Commentary

Most valuable D shares Rose spotlight

Updated: May 5, 2011, 3:09 PM ET
By Michael Wallace | ESPN.com

CHICAGO -- The most uncomfortable part of Derrick Rose's night came early.

Very early.

With the United Center crowd chanting his name, fans waving signs with adoring messages and NBA commissioner David Stern holding a microphone in one hand and motioning toward the most valuable player trophy with the other, Rose felt uneasy and out of place Wednesday night.

To Rose, attention is like a basketball. He does his best work when he's redirecting it, deflecting it and sharing it with his teammates. But this time -- on this stage -- he was on his own.

"I'm just happy it's over now and we can just ball out," Rose said of the ceremonial award presentations that placed him in front of cameras and crowds the past two days, when the only place he wanted to be after Monday's series-opening loss was back in front of the Atlanta Hawks.

But on the night that Rose was publicly presented his MVP award, the Bulls showed why he's boosted by the MVD -- the most valuable defense. And it was a marriage that worked harmoniously together in Wednesday's 86-73 victory over the Hawks to send the series to Atlanta this weekend tied 1-1.

[+] EnlargeDerrick Rose
Jonathan Daniel/Getty ImagesAfter a season of United Center chants heralding this honor, Derrick Rose showed off his MVP trophy before the game.
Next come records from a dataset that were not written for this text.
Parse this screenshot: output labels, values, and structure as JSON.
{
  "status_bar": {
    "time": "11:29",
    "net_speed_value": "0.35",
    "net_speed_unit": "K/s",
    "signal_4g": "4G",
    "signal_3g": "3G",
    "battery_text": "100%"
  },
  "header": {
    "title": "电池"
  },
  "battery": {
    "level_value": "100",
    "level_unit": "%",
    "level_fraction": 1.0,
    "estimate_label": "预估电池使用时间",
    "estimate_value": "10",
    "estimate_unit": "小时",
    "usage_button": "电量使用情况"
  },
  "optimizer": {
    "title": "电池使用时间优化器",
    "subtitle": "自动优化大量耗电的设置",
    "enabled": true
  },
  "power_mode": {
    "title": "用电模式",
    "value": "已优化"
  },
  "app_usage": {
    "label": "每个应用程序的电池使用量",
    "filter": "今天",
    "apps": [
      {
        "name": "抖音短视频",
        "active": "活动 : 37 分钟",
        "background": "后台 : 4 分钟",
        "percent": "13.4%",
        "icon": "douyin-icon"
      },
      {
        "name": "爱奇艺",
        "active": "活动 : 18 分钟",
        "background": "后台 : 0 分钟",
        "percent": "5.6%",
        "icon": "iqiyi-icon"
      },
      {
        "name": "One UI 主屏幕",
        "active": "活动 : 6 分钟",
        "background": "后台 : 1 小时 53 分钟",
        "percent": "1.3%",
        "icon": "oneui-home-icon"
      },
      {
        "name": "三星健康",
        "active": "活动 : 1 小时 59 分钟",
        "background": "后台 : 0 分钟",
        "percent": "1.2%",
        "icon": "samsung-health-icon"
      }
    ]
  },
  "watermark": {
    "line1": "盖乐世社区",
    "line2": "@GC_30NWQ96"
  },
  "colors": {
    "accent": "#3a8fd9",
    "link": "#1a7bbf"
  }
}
After losing Game 1 on Monday, the Bulls responded with desperation and defensive dominance. Actually, both Rose and his supporting cast reverted to familiar roles Wednesday. One of the league's stingiest defenses avenged Monday's mulligan, when the Bulls gave up 103 points and allowed the Hawks to shoot 51 percent from the field, by drastically realigning those totals two nights later.

The Hawks' offensive numbers dropped as drastically as the temperatures sometimes do this time of year in the Windy City. Atlanta shot just 33.8 percent from the field Wednesday and was held to 73 points, 30 below Monday's output.

What are the priorities in Chicago? Here's a hint: It's D-Rose. That's right, a tone-setting defense hyphenated by Rose's ability to make plays in key stretches to close the show. And those priorities are hammered into place by league coach of the year Tom Thibodeau, whose no-nonsense, never-satisfied approach allowed his team to avoid falling into a nearly insurmountable 2-0 series deficit.

"It was better," Thibodeau said flatly when asked to describe the difference between his defense Monday and the lockdown that was executed Wednesday. "We still have some things we have to clean up. We are not going to change how we play. We have to get better. Defense and rebounding are big keys as well as low turnovers. Tonight, we had great urgency. We have to get back to it."

Wednesday's game was a microcosm of exactly what the Bulls are -- both in terms of their shortcomings and their ability to be spectacular. They are equal parts vicious and vulnerable. Rose needs that tenacious D behind him. And that D needs Rose when there seems to be few other options.

Rose continues to struggle with his shot, was just 10 of 27 from the field and had eight turnovers in Game 2. And it took every ounce of effort from the Bulls' defense to hold off Atlanta's numerous rallies in the second half. But Chicago's defense could only carry it so far, and needed every play Rose made on his way to 25 points and 10 assists.

It's a give-and-take formula that's resulted in Chicago winning 62 games and earning the No. 1 seed in the playoffs. The Bulls' defense gives them a chance to stay in just about every game, and Rose takes advantage of almost every opportunity he gets to close out an opponent with a clutch shot or key pass.

"It's what we do," said center Joakim Noah, who had 19 points and 14 rebounds to fuel Chicago's 58-39 edge on the boards. "We went out there and played with passion, played together, played hard. We've got the MVP. But we're a team."

And what makes this team go is an MVP front man who would be just as happy if he were a backup singer. Rose was at the forefront before Wednesday's game for obvious reasons. But what's most impressive about his leadership is his ability and stand with his teammates.

It was indeed difficult for him to be paraded and serenaded after the Game 1 loss. And after drawing even in the series, he maintained a business-first demeanor with a laser focus set on Game 3 Friday in Atlanta.

"We can always step up," Rose said. "We can always improve each game. We need to execute more. We're having trouble with that. On the road, things are going to change."

What won't change is the Bulls' formula for success.

"We played more aggressive and were more into them defensively," forward Luol Deng said of the turnaround between Games 1 and 2 against Atlanta. "That's the way we have to play. That's our game."

The Bulls would like the Hawks to believe that the defense that showed up on Monday was an imposter. And that Wednesday's performance was the real deal.

But there is no identity crisis with the one-two punch they'll need to regain control of this series. Rose might have been in an uncomfortable spot because of all the individual attention he received early Wednesday night.

But by the end of Game 2, there was another example of how much he benefits from this tailor-made fit.

The NBA's newly anointed MVP was complemented perfectly by the league's MVD.